This year’s presidential election cycle has been interesting. One of the most burdensome elements has been the nature of the debates. If you have paid any attention to these, one of the terms you have heard a lot is “fact-checking.”
Fact-checking is the practice of going back over the statements made by the candidates to check the “facts.” In many cases, the so-called “facts” shared simply don’t correspond with what truly was the case. On the one hand, perhaps the discrepancy simply illustrates the ignorance or forgetfulness of the candidate who has unintentionally misspoken. On the other hand, such discrepancies may reveal a candidate’s desire to mislead the people. Whatever the reason, the sharing of these “facts” casts doubt on the trustworthiness of the candidates.
One might wonder, “Is my candidate simply uninformed about an issue?” Or, “Is this just an effort to mislead me and the rest of the public?” Whatever the intent, the potential voters are left with an eroding sense of trust.
Peter is writing to remind his readers that the written Word they have is a trustworthy Word. In fact, Peter is so confident in this Word of God that he is going to seek to keep it in front of the people as long as he has life and breath. His commitment is to remind them continuously of both the content and the veracity of God’s Word.
Part of the strength of Peter’s admonition is the fact that he could give eyewitness testimony to the life and ministry of the incarnate Word of God, Jesus Christ. Peter would further remind them that the written Word they had, the Old Testament, which pointed to Jesus, was reliable not simply because of the personal trustworthiness or intellectual acumen of the men who wrote, but because of the faithfulness of the Spirit of God who “bore them along” as they wrote.
God hasn’t forgotten anything.
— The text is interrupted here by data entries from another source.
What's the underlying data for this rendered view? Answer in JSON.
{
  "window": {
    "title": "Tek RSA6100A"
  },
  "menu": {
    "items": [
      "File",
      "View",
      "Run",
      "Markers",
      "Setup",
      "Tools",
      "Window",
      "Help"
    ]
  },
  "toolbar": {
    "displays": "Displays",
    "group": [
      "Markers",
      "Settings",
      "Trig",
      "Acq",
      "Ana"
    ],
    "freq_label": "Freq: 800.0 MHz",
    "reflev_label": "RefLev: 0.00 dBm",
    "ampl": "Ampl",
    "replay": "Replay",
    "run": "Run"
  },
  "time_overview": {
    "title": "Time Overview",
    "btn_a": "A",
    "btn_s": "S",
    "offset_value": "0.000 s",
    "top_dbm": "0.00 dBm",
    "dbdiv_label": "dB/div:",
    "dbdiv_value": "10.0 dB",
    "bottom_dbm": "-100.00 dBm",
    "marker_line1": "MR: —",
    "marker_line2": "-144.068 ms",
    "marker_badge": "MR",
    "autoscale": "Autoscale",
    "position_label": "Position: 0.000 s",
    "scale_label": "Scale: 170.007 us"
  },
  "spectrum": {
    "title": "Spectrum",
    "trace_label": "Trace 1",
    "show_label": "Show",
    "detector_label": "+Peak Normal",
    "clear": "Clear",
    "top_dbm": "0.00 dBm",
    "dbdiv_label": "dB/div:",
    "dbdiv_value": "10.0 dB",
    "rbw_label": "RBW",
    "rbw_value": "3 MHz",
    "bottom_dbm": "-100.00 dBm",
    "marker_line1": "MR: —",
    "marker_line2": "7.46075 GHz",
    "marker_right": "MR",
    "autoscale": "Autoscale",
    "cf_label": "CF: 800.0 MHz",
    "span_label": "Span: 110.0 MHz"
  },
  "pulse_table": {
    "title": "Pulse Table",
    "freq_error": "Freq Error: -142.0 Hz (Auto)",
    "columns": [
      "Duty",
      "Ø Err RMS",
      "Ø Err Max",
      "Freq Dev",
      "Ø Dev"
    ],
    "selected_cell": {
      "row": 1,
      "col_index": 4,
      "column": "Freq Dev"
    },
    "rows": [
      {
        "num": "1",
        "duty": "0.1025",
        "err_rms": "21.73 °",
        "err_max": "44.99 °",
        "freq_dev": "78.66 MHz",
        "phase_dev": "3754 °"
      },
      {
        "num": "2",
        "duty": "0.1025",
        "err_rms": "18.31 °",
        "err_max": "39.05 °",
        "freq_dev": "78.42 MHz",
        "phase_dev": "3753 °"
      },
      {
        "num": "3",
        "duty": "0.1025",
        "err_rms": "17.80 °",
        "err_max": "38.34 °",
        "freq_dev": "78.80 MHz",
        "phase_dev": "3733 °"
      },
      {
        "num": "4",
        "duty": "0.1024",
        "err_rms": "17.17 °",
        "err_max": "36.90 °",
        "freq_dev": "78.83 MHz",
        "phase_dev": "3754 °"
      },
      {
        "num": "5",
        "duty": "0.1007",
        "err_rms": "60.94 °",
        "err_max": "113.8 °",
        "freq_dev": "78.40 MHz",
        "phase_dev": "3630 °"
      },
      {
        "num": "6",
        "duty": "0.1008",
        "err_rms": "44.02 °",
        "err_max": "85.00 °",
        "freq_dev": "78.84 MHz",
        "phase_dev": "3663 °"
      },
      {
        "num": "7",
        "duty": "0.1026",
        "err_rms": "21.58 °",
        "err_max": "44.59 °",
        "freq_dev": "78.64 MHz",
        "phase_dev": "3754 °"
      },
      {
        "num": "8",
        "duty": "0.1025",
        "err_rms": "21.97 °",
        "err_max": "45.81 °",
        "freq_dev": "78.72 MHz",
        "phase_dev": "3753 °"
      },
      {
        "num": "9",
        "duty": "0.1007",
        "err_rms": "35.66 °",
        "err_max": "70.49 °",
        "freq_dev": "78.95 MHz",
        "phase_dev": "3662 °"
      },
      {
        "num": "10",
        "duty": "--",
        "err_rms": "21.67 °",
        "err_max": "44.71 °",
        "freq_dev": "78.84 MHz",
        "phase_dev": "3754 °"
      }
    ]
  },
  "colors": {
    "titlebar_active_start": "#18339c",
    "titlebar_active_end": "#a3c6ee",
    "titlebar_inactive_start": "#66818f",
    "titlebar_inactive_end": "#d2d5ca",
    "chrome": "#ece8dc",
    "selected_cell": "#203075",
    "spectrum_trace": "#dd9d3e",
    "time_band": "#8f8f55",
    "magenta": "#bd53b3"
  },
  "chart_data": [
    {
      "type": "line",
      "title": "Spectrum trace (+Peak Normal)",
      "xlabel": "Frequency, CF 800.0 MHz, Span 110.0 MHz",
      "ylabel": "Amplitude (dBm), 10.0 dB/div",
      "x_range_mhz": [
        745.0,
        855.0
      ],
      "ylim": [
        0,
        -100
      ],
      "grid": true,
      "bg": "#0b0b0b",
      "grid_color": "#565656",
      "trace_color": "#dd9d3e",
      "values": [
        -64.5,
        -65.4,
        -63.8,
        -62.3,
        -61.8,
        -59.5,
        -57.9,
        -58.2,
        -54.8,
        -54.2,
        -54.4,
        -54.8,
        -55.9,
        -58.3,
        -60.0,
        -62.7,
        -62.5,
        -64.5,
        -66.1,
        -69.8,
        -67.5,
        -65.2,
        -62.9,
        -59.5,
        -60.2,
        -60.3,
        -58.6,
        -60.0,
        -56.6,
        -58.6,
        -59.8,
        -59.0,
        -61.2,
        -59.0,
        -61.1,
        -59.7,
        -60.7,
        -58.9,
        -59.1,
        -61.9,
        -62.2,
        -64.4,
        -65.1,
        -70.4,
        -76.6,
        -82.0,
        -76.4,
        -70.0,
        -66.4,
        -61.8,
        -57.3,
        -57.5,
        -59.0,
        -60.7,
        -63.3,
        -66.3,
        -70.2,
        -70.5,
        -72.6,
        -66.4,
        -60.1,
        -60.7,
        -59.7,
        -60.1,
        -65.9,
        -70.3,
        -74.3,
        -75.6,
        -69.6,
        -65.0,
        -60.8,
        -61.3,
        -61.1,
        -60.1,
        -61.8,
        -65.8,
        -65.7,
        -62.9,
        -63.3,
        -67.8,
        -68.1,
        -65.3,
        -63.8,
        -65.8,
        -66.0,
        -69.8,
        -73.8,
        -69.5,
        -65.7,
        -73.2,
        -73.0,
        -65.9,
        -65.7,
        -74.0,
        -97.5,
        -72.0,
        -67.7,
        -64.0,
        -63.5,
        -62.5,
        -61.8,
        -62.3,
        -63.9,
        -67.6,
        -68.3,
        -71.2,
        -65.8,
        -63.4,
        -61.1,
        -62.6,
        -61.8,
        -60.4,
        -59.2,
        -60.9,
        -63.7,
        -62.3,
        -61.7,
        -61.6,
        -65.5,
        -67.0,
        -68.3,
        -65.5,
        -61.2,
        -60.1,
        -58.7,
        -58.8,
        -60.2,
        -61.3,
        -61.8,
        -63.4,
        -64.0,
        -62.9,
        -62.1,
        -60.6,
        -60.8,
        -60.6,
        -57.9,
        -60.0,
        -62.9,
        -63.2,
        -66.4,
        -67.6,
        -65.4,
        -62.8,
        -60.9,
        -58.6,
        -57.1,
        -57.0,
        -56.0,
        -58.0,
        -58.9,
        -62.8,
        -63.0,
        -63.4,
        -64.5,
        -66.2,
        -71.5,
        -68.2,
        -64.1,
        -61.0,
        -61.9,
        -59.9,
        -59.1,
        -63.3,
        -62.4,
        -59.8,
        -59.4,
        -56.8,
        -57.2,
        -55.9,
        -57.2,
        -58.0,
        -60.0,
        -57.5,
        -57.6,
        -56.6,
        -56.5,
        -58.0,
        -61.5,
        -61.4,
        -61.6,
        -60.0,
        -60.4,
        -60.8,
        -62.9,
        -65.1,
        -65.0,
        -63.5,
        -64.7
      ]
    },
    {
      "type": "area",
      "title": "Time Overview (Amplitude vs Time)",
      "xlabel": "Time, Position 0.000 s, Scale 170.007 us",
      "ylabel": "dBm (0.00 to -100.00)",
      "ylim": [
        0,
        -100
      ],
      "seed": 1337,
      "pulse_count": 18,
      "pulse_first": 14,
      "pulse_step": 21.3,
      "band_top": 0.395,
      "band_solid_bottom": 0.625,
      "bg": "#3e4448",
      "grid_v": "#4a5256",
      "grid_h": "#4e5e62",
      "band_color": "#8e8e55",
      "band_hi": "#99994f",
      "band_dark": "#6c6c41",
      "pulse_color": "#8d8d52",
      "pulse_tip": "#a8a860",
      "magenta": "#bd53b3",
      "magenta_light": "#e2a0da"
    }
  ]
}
He hasn’t misspoken. He is not misleading us. The Word is God’s, and we can trust Him and His Word.